» **WHAT TO WORK ON**: Only lines containing "Group" are wanted from the data below. Copy those lines.

[Element data from apps and pages]
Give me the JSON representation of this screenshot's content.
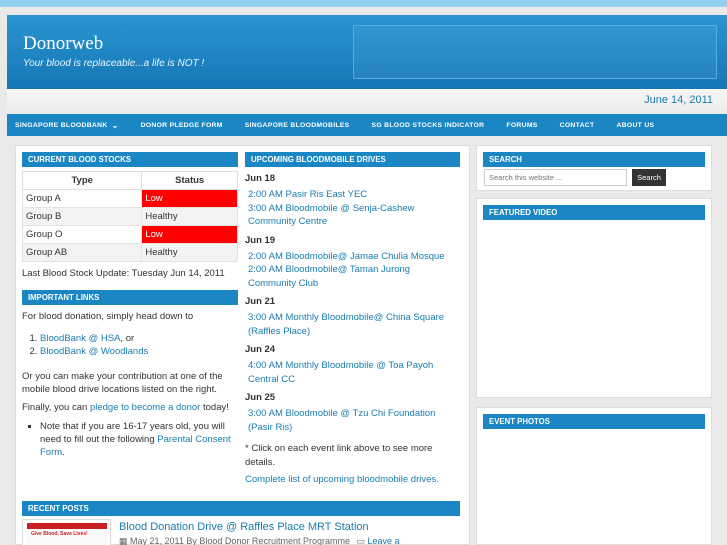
{
  "site": {
    "title": "Donorweb",
    "tagline": "Your blood is replaceable...a life is NOT !",
    "date": "June 14, 2011"
  },
  "nav": {
    "items": [
      "SINGAPORE BLOODBANK",
      "DONOR PLEDGE FORM",
      "SINGAPORE BLOODMOBILES",
      "SG BLOOD STOCKS INDICATOR",
      "FORUMS",
      "CONTACT",
      "ABOUT US"
    ]
  },
  "blood_stocks": {
    "title": "CURRENT BLOOD STOCKS",
    "headers": [
      "Type",
      "Status"
    ],
    "rows": [
      {
        "type": "Group A",
        "status": "Low"
      },
      {
        "type": "Group B",
        "status": "Healthy"
      },
      {
        "type": "Group O",
        "status": "Low"
      },
      {
        "type": "Group AB",
        "status": "Healthy"
      }
    ],
    "status_color_low": "#ff0000",
    "update": "Last Blood Stock Update: Tuesday Jun 14, 2011"
  },
  "important_links": {
    "title": "IMPORTANT LINKS",
    "intro": "For blood donation, simply head down to",
    "link1": "BloodBank @ HSA",
    "link1_suffix": ", or",
    "link2": "BloodBank @ Woodlands",
    "para2": "Or you can make your contribution at one of the mobile blood drive locations listed on the right.",
    "para3_prefix": "Finally, you can ",
    "para3_link": "pledge to become a donor",
    "para3_suffix": " today!",
    "note_prefix": "Note that if you are 16-17 years old, you will need to fill out the following ",
    "note_link": "Parental Consent Form",
    "note_suffix": "."
  },
  "bloodmobile": {
    "title": "UPCOMING BLOODMOBILE DRIVES",
    "d1": "Jun 18",
    "d1_e1": "2:00 AM Pasir Ris East YEC",
    "d1_e2": "3:00 AM Bloodmobile @ Senja-Cashew Community Centre",
    "d2": "Jun 19",
    "d2_e1": "2:00 AM Bloodmobile@ Jamae Chulia Mosque",
    "d2_e2": "2:00 AM Bloodmobile@ Taman Jurong Community Club",
    "d3": "Jun 21",
    "d3_e1": "3:00 AM Monthly Bloodmobile@ China Square (Raffles Place)",
    "d4": "Jun 24",
    "d4_e1": "4:00 AM Monthly Bloodmobile @ Toa Payoh Central CC",
    "d5": "Jun 25",
    "d5_e1": "3:00 AM Bloodmobile @ Tzu Chi Foundation (Pasir Ris)",
    "footnote": "* Click on each event link above to see more details.",
    "complete_link": "Complete list of upcoming bloodmobile drives."
  },
  "recent_posts": {
    "title": "RECENT POSTS",
    "post_title": "Blood Donation Drive @ Raffles Place MRT Station",
    "post_meta": "May 21, 2011 By Blood Donor Recruitment Programme",
    "leave_comment": "Leave a",
    "thumb_text": "Give Blood, Save Lives!"
  },
  "sidebar": {
    "search_title": "SEARCH",
    "search_placeholder": "Search this website ...",
    "search_button": "Search",
    "featured_title": "FEATURED VIDEO",
    "photos_title": "EVENT PHOTOS"
  }
}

» **TASK SOLUTION**:
        "type": "Group A",
        "type": "Group B",
        "type": "Group O",
        "type": "Group AB",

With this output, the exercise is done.